Fixing our current food system is an enormous and complex undertaking. It requires a multi-disciplinary understanding of history, economics, psychology, anthropology, agricultural policies, immigration policies, food subsidies, science, sociology, nutrition. What about the central issues of race, justice, class and power dynamics? What role does art and beauty play? Can the world be fed on sustainable food practices? Are multi-national corporations the enemy or a potential partner?
In response, Ms. Henderson and Mr. Pollan have created a first-rate lineup of speakers to dive deep into these questions. They have brought in experts and visionaries, Walmart executives and food justice activists, artists and thinkers to inform, encourage and inspire change. Ms. Henderson and Mr. Pollan are both sharp observers, skillful and articulate in their framing of the issues. It's a lively and engaging exploration and well worth your time.
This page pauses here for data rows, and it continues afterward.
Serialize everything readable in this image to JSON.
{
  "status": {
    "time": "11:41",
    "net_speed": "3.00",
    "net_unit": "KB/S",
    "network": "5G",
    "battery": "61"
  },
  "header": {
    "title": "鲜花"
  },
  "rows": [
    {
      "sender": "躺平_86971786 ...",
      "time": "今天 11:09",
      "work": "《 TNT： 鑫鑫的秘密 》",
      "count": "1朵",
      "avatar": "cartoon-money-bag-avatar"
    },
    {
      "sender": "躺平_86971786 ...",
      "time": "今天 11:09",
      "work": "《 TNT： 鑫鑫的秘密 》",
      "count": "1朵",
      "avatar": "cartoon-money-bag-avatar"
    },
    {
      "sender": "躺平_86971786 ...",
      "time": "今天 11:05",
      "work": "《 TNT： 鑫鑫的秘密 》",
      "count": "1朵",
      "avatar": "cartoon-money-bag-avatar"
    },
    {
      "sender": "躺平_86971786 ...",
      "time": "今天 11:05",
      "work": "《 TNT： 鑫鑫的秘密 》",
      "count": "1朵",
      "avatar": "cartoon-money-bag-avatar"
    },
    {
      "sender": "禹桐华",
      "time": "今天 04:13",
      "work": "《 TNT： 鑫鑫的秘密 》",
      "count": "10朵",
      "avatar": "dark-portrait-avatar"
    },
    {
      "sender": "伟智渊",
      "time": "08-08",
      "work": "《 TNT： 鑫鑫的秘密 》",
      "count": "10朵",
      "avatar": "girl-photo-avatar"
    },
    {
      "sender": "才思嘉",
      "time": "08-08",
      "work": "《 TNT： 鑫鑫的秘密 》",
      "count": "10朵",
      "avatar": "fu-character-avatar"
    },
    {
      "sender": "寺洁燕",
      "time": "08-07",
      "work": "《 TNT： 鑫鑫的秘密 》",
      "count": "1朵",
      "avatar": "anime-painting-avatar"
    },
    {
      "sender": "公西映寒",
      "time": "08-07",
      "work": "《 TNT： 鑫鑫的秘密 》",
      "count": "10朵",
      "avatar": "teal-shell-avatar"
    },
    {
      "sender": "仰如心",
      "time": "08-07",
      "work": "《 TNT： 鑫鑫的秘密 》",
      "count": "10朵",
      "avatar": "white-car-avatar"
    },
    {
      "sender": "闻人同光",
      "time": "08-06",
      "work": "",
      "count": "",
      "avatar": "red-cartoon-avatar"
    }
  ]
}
I for one am pleased and impressed that I can listen in on this very important discussion.
The course is sponsored by The Edible Schoolyard Project, with support from Stephen Silberstein and The Knight foundation for Environmental Journalism.